For me there is no past or future in art. If a work of art cannot live always in the present it must not be considered at all. The art of the Greeks, of the Egyptians, of the great painters who lived in other times is not an art of the past: perhaps it is more alive today than it ever was. (Pablo Picasso, quoted in Picasso: Style and Meaning, Elizabeth Cowling, p. 392)
Painting allows for a kind of generous relationship to tradition. When I go to a major centre to see art, I often find that historical collections provide as much or more sustenance for my thinking than whatever is hot or current.
It is possible that I am just weary of a continual push for the “new”, or that as I get older my taste is becoming more and more conservative, less open, moribund. I find myself thinking about concepts like “quality”, “depth”, “emotion”, “clarity”, terms that would have made me shudder a few years ago.
It is also possible that as my own practice unfolds I get less and less from my contemporaries because the work demands its own contexts. As my painting becomes less involved in contemporary obsessions with media images and strategies like found imagery, montage and cultural critique, the more I feel like I have to turn to work from other times to find relevant exemplars.
The quote above by Picasso suggests two things to me: first, that art which is too closely tied to myopic current trends will not have lasting value, it will fail to “live always in the present”; second, that temporal distance is not a determining factor for whether a work continues to have resonance.
This in turn suggests that it is a mistake to regard art history as primarily a succession of styles, each displacing the one before it. Instead, it is a continuum where specific instances may be just as valid now as they ever were. Further, it suggests that the canon is not usefully understood as timeless and static, but as contingent and shifting.
The avant-garde emphasis on rupture and opposition finds its culmination in the postmodernist denial of meta-narratives like the art historical canon. Ironically, insofar as the avant-garde has become part of the canon of modern art it is also undercut. The cultural authority of the canon is problematized by revisionist histories that critique the basis of value judgments on which it is formed – the dead white male thesis.

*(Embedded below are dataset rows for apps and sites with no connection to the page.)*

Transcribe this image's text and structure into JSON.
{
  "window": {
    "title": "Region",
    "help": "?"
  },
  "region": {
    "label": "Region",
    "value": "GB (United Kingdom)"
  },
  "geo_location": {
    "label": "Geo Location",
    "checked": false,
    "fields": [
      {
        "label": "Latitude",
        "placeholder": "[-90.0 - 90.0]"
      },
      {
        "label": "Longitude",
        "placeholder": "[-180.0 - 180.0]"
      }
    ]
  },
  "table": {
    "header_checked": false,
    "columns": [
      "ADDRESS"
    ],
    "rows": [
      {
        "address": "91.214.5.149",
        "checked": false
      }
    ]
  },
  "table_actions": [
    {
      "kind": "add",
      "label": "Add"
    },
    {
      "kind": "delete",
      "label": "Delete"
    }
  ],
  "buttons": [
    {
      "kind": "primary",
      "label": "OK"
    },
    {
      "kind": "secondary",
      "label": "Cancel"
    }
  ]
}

To my mind, this presents a serious obstacle to the legitimacy of painting as a practice. The meaning of a painting, as Kerry James Marshall says, depends on the question “What function does the painting perform in the context of other things that are like it?” In other words, how does it work in relation to the discursive field of the canon? If that field is imagined primarily as a calcified extension of cultural dominance, then painting can only ever be in the service of power.
I think that certain versions of the canon are maintained by dominant institutions for the gratification of those institutions. However, I also think that there are counter versions, formed by concrete, specific examples rather than monolithic structures. The needs of individual artists determine this field, the boundaries of which may shift according to those needs.
All of this may be wishful thinking, and starting with a quote by the canonical dead white male artist, Picasso, may seem perverse or misguided. Nevertheless, I recognized his words as an expression of both a love of art and a resistance to the entombment of its traditions by cultural managers. For me those sentiments seem more relevant today than ever.